Stabilizing Climate


When climate change is in the news, it is rarely talked about positively. Record-shattering droughts are leading to massive wildfires and battles over freshwater resources. Intense hurricanes and storms rampage coastlines and communities. Shifting and unreliable weather patterns are making farming and living more difficult for communities across the planet.
Underneath, they are the same story. Climate change is affecting the way we live. But the solution is clear: reduce greenhouse gas emissions.
Every day is an opportunity to slow climate change and preserve life on Earth. Thankfully, the world is finally awakening to the urgency of this global issue. This new consciousness means that all of us – governments, industries, businesses, and individuals – have the opportunity to incorporate responsible environmental choices into the way we govern, build, design, buy, vote, and live. We need everyone to do their part.
There are ways to make an immediate impact. One significant way to mitigate climate change is to protect and restore forests, and we’re hard at work doing both. Burning and clearing forests contributes over one-fifth of total global greenhouse gas emissions – more than the emissions of all of the world’s cars, trucks, trains, and planes combined. In the Makira rain forest in Madagascar we have worked in conjunction with our partners to prevent more than 8 million tons of CO2 from entering our atmosphere. That’s equal to taking 145,000 cars off the road for 10 years. CI now has more than a dozen similar projects planned or underway around the world, all of which aim to find sustainable models for protecting biodiversity – models that also provide for human welfare.
And when it comes to the oceans, which absorb one-third of the carbon emitted into the atmosphere by fossil fuel, new studies are showing potential negative effects to corals and the species they support if the oceans continue to warm. In places like Madagascar and the Galapagos, we are studying the effects of climate on marine species and how these changes are impacting local communities that depend on healthy marine resources.
Climate change is tearing healthy ecosystems apart on land and in our oceans. Protecting these ecosystems is core to what we have done for more than 20 years. Together with our partners we are developing innovative global solutions that will help people and nature adapt to Earth's changing climate.


Thanks for helping to stop the clock on species extinction


On behalf of Conservation International, I would like to personally
thank you for joining with thousands of others to help stop the clock
on extinction and tell government leaders to incorporate forestry into
national development plans.
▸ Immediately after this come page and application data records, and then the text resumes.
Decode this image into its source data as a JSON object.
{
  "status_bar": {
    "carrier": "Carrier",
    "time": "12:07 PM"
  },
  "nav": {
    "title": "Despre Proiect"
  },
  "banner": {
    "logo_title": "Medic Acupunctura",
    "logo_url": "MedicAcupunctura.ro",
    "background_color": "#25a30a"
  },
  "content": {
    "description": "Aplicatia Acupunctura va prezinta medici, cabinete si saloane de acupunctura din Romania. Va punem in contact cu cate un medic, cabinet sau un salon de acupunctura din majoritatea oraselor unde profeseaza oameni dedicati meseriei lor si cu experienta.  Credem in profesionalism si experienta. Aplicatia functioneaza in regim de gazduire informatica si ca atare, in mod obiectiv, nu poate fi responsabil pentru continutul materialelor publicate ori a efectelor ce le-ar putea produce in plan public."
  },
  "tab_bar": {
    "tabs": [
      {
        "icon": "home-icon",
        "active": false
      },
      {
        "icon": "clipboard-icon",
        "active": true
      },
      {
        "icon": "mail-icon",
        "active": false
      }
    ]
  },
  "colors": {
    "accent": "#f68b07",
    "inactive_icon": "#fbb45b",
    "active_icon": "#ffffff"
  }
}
Your involvement couldn't come at a
more important moment in our struggle to reverse decades of
biodiversity decline and loss. Together, we have
the opportunity to educate and mobilize people across the globe
into conservation action.

As you know, every 20 minutes, a species becomes extinct as more than
1,200 acres of forest are destroyed. At the same time, over 180,000
tons of carbon dioxide is released into the atmosphere. Protecting and
restoring forests is a critical part of the global solution to climate
change and species extinction. We are taking this issue straight to
leaders from 189 countries at the international summit on climate
change in Bali, on December 13, and we will be bringing your
name with us.

As part of CI's conservation community, you are a key player in our
work. We hope that you'll use the online resources
at to help us build the alliances, encourage the
institutions, create the will, train the people, and deliver the
resources that will allow us to achieve conservation on an
unprecedented scale, for the good of our species, our climate, and our

Explore our new website!

Again, I want to thank you for adding your name and support to help
stop the clock on extinction. The active involvement of friends like
you is a cornerstone of our organization.


Vinnie Wishrad
Director, Online Community
Conservation International

2011 Crystal Drive, Suite 500
Arlington, VA 22202 Telephone: (703) 341-2400
Toll-free (within the US): 1(800) 406-2306